BREAKING: Pavilions evacuated after water line burst


Kenny Phipps / Hilltop Views

Following the evacuation of students, outside contractors began work on assessing and fixing the damages.

The Pavilions West Wing has been completely evacuated after a water line burst on the third floor of the apartment complex around 8 p.m. according to Campus Safety.

“Water started pouring in through everyone’s rooms and through our kitchen,” junior Alyssa Chern said. “When we walked outside, there was water gushing out from the ceiling and the hallway. We ran downstairs and there was water everywhere.”

Affected students were directed to the Recreation and Convocation Center until further notice.

“I don’t know what the state of my room is currently, so I’m really nervous about that,” junior, Kate Schooley said.

University administration is working to ensure that updates are reaching the student residents.

“Watch the St.Ed’s social medias because that is where the latest information is going to be presented,” Director of University Communications Mischelle Diaz said.

The pavilions are home to over 440 students.

UPDATE: As of 10:45, most students have left with their own arrangements for the night. Other residents are still waiting for word about further housing arrangements.

Resident assistants and resident directors escorted some students back to the apartments for medication and other necessities.

Remaining students were told they can stay in East Hall.

Kenny Phipps
East Hall, which was previously unoccupied, was set up as a temporary residence for Pavilions students unable to return to their rooms.

UPDATE: Senior Director of Communications Michelle Diaz held a press briefing the morning after the flood at 9:30 a.m. in which she shared the timeline of events, plans for relocating students, and resources.

At approximately 7:30 p.m., a chilled waterline that was in the North wing burst, leading to “rapid flooding” in apartments, hallways, and common areas, leaving water damage to multiple wings and floors, according to Diaz.

Last night at midnight, approximately 134 students who live in the South wing of the complex were able to return to their apartments.

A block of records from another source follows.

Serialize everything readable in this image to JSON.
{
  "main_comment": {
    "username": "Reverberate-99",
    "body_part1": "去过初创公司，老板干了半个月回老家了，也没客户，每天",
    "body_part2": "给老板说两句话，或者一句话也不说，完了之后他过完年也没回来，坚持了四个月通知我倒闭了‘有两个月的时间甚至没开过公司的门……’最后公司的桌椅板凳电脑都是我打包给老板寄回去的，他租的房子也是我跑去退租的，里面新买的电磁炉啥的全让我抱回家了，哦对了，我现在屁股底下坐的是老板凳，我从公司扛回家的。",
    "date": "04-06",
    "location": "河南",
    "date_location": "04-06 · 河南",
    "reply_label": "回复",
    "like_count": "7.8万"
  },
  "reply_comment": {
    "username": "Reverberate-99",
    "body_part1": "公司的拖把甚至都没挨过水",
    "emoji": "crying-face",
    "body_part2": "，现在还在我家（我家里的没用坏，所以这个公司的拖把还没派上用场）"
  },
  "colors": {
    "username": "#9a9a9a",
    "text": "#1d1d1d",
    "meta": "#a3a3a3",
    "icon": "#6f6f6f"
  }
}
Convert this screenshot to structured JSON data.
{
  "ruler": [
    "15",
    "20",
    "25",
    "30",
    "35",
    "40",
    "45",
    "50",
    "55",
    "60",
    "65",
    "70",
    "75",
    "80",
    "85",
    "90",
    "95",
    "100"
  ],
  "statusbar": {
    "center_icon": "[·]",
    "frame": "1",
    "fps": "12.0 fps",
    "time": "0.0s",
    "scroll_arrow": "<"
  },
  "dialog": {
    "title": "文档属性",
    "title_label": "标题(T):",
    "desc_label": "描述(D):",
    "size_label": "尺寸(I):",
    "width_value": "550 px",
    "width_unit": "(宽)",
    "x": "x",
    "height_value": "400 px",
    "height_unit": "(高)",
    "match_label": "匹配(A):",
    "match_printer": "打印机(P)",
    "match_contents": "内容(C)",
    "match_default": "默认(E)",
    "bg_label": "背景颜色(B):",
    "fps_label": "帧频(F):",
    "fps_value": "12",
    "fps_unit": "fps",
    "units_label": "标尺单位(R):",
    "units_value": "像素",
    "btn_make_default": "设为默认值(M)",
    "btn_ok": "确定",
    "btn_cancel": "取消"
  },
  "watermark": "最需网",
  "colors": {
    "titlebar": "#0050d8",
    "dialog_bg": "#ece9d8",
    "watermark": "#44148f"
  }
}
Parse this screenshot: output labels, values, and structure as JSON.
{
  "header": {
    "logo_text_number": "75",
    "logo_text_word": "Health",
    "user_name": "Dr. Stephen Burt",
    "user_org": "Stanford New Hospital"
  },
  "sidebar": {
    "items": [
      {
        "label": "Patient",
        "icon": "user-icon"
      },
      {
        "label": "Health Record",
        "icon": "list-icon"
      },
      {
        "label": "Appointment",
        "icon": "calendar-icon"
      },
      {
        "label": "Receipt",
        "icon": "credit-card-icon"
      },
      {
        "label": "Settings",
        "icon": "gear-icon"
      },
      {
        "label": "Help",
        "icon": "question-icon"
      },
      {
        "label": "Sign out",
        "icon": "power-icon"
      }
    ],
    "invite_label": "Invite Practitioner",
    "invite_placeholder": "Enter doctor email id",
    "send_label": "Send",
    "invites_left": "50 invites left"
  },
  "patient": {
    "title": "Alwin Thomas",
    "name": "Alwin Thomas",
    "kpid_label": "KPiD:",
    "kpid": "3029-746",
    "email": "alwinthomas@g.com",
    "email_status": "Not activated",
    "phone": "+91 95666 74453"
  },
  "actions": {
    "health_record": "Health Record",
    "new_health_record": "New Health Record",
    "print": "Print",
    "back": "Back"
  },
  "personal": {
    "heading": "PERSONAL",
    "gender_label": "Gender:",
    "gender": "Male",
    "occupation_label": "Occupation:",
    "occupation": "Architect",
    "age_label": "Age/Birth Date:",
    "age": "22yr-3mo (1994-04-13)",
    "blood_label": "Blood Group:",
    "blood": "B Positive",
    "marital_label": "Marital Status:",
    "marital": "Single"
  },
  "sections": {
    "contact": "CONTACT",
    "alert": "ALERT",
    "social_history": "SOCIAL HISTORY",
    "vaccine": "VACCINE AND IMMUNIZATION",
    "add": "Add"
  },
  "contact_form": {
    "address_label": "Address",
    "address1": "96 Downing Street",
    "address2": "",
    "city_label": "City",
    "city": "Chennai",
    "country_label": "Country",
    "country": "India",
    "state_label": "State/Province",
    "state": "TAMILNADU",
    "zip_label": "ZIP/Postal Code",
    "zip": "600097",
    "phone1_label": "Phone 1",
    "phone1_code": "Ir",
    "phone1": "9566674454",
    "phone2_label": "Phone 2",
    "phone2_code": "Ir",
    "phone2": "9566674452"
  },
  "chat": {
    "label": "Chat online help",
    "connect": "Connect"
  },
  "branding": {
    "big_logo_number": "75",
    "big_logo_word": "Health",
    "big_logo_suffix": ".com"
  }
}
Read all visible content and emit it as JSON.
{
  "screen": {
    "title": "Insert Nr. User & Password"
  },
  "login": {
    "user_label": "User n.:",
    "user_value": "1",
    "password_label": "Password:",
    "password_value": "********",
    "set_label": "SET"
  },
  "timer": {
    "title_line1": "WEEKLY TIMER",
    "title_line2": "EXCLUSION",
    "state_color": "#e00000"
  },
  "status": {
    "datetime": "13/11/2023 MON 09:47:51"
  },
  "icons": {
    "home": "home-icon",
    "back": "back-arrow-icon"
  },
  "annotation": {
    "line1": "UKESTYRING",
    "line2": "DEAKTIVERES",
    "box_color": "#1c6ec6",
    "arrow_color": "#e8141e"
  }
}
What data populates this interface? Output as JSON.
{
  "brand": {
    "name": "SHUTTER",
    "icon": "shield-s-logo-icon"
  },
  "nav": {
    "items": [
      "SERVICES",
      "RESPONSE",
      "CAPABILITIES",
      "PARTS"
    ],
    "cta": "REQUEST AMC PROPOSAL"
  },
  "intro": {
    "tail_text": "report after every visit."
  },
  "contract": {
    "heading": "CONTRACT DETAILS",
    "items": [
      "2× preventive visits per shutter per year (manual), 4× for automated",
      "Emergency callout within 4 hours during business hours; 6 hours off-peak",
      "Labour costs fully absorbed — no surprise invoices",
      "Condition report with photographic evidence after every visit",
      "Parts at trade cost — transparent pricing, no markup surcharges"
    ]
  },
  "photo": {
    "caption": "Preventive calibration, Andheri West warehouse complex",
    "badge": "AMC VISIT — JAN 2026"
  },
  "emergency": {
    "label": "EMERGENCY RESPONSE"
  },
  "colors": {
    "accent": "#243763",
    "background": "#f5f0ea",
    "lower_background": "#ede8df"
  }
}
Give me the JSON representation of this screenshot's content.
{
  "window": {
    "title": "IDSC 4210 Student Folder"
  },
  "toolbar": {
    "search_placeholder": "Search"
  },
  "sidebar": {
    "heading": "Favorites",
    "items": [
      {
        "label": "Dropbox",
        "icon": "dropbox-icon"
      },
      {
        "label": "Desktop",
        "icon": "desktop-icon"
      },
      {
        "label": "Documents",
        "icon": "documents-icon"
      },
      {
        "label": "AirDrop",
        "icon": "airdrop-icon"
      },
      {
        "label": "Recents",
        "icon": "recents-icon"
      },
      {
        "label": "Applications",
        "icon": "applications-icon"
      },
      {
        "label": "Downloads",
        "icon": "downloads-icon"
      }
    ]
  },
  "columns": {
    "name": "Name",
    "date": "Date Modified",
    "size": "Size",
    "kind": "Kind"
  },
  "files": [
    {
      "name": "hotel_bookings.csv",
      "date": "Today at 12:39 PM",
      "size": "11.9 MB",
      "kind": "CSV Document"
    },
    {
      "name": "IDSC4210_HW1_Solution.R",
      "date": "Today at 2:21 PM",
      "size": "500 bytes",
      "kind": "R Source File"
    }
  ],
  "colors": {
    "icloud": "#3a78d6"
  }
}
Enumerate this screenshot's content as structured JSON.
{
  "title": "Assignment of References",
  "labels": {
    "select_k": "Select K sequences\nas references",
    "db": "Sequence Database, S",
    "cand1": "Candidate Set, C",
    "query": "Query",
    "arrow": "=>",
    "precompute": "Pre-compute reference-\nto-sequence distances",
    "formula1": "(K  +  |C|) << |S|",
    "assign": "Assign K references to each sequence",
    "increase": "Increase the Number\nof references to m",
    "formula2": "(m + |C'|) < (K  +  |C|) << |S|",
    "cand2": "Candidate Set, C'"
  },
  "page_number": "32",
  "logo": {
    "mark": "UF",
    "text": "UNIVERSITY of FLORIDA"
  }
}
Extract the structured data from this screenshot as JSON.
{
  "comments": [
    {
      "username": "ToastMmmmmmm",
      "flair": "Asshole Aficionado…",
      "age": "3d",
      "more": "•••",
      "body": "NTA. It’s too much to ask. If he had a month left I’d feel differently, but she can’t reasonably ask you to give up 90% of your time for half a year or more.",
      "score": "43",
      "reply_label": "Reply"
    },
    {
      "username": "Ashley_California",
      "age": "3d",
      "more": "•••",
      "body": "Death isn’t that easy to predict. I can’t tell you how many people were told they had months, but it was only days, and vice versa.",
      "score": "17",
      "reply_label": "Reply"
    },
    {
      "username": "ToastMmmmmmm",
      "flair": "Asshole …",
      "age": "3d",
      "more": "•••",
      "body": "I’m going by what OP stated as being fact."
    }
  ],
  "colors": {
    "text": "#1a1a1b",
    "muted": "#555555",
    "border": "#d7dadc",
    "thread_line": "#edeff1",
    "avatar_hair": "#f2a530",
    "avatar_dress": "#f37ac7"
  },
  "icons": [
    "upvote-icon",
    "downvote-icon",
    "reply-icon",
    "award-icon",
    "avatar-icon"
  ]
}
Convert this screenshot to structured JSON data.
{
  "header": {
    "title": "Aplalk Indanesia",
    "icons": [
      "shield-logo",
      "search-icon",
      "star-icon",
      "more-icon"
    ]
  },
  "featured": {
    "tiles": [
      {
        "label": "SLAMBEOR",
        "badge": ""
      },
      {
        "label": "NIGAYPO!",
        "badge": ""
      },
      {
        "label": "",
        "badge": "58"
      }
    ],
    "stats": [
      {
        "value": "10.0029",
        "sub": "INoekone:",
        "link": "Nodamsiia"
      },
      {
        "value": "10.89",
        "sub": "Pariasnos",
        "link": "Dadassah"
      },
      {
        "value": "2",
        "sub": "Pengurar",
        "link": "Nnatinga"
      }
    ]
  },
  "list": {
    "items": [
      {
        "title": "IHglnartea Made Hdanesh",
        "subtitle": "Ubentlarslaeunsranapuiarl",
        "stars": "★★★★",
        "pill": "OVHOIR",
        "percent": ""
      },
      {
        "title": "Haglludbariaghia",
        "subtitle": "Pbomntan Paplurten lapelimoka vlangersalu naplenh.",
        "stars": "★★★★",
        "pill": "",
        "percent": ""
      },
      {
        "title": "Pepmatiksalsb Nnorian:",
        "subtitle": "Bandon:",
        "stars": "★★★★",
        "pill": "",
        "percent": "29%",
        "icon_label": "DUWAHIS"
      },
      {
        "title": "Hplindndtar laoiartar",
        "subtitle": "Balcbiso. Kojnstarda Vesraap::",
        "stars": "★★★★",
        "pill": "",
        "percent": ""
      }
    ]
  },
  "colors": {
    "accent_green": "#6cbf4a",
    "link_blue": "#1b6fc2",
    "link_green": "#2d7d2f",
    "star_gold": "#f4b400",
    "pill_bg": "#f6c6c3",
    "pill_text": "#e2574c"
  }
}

The remaining 270 students were forced to relocate to East Hall; many opted to stay with friends or family in town.

As of now, there is no timeline for a clean up while remediation crews assess the damage.

Diaz said the chance of residents returning to live in the pavilions this year was “highly unlikely.”

Resources for students include free food services from Bon Appetit using their student ID cards as well as free laundry and moving assistance. The university will provide an information and resource center in the center of campus, later announced to be in Mabee Ballrooms, “where students can go for information, know what to do next, (and) get help with certain things,” according to Diaz.